How to Nail Your Annual Review
An annual review is when a company takes the time to pause and reflect on an employee’s personal work goals and their organization’s goals to see if benchmarks are being achieved and to ensure future success. Ideally your company will have a formal annual review process (tips for this can be found in this post here) so you know what to expect and how to prepare.
Let’s be honest, performance reviews can be a little daunting, as the spotlight is on you and your work. Plain and simple, you need to be ready. Let this meeting be an opportunity to showcase your best work and wins from the previous year. Prepare in advance for your review so you can show your worth and have meaningful goals in mind going into it. Try not to rush through the process but instead, take the time to review your goals and accomplishments, especially if you want to advance within the company. Let’s dive in to tips for how to master this.
Your Personal Roadmap
What were your goals this year? Were these goals a directive from your boss or ones that you created yourself? Prepare an outline of the goals that were assigned to you and how you achieved them in the past twelve months. By completing this process, you can reflect on the work that you have accomplished and have an idea of what you would like to strive for in the future. Come to the meeting with next year’s goals in mind so you can help guide the conversation to what you want to accomplish for the upcoming year.
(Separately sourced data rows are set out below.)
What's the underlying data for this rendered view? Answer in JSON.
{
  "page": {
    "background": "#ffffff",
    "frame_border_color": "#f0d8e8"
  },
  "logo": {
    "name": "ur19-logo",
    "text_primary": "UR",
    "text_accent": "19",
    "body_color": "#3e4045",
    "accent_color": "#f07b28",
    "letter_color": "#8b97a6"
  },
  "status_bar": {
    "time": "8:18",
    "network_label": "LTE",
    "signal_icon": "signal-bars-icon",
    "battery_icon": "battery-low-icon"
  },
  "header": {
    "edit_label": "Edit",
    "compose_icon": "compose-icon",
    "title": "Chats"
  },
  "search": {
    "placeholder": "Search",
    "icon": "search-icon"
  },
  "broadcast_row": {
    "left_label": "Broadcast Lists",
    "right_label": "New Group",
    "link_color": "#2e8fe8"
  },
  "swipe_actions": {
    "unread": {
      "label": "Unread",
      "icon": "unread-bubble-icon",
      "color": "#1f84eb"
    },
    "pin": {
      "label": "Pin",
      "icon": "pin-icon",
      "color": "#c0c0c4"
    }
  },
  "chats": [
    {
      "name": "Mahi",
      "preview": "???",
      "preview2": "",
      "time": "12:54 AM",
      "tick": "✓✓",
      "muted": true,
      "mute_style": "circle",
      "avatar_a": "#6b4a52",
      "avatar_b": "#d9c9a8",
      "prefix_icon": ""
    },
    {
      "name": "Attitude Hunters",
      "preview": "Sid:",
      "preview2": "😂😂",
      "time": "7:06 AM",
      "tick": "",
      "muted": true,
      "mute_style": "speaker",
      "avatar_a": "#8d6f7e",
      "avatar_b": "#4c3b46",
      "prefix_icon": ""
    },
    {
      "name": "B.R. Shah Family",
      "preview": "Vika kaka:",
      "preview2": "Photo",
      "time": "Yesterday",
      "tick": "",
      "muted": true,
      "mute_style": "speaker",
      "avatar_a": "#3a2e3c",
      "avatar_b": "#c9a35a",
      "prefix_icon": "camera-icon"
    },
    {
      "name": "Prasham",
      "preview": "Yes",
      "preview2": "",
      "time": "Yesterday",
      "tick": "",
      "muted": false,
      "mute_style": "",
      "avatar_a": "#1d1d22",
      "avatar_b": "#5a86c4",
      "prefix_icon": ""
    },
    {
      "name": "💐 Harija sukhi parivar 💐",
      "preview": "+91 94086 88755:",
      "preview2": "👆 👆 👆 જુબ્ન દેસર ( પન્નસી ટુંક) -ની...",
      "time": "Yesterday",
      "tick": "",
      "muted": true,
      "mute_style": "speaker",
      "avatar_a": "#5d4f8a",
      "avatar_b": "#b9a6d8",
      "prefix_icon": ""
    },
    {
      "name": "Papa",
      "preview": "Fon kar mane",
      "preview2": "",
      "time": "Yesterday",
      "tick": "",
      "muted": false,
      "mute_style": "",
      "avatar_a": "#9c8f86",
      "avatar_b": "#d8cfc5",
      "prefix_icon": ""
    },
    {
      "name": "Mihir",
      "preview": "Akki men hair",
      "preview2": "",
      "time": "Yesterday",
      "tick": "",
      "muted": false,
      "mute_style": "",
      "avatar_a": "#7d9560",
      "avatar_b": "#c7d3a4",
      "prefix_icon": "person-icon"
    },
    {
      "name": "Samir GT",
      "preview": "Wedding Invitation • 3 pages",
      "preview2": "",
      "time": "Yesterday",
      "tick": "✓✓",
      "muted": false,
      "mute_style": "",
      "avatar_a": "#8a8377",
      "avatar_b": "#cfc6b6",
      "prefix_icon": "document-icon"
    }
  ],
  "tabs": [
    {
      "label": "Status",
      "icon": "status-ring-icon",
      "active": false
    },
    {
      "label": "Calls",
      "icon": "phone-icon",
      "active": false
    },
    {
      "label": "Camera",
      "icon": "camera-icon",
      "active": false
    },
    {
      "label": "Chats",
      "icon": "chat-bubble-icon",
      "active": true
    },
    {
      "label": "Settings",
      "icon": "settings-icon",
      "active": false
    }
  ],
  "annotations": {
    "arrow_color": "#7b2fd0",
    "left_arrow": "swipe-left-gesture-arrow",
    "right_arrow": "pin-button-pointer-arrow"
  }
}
Tracking Your Goals
Don’t allow yourself to scramble when it comes to your annual review. It’s important you’re prepared to appropriately “brag” on your work for the past year. We recommend keeping a list, either electronically or in a notebook, during the year detailing your accomplishments. You may also want to reflect at the end of each week on how your work went and what positive impacts you made within the company. Then, once it is time to present your accomplishments, think on how you want to showcase your work either with a digital presentation or in a portfolio.
Your Top Accomplishments
Once you have completed the self-assessment process either once a week or monthly, drill down to your top three or five achievements. Your next step is to create either a bulleted list or a short summary page of these success stories and bring them to the meeting. Having documentation of your biggest achievements that either showcases your best abilities or the largest impact on the company can serve as a jumping off point when asking for a raise or other company perks during your meeting. This session is your time to shine as an employee and having a list to reference will ensure that you will remember all the high points of your last year.
Each company is different in how they handle annual reviews. From 360 reviews to one-on-one meetings, it is important that you understand the process prior to meeting with your employer. Often an annual review is conducted to see if your work justifies receiving a bonus or a cost of living increase so make sure that you are ready to present the best of all that you do for the organization.
Asking for a Raise
Industry leaders say that the top two issues that employees want resolved are higher compensation and more flexible work schedules. If you have had a great year and completed many of your goals, a pay increase might be top of mind when you head into your review meeting. Prepare in advance by thinking outside the box on how to achieve this goal by presenting the best case for advancement. And, if you have received negative feedback during the year, consider how you can show your employer that you have learned from the situation and improved with examples.
Depending on your personality, receiving feedback may not be your favorite part of the review process; however, everyone can benefit from it. Your boss may share his or her viewpoint without hesitation, but if not, prepare some questions in advance to see how your employer feels about your work. Everyone hopes that the feedback that they receive will be positive, but there might be times when the response is negative. If you think that this is the case, ask questions to understand the situation more and try to stay calm during the meeting.
You might be ready for a change professionally. The annual review meeting is a time to express any interest you have in pursuing other positions within the company. Have a wish list ready to share so your supervisor can provide feedback and have a better idea on how you want to grow within the organization. Additionally, if you need to strengthen your skills in order to be promoted, have a plan on how to obtain that needed education or training.
Every employer has a unique way for how they handle annual reviews. It’s up to you to determine how to make the best case for your meeting in advance. Use the information from your monthly or weekly self-assessments, goals that you achieved or other wins during the year to your advantage. Present yourself with confidence to indicate to your employer that you not only exceed at your position, but are able to take on any future advancement within the company successfully. How you move forward after your meeting is also an important step not to overlook. Embrace and act accordingly to your feedback, both positive and negative, so that you can advance even more in the years ahead.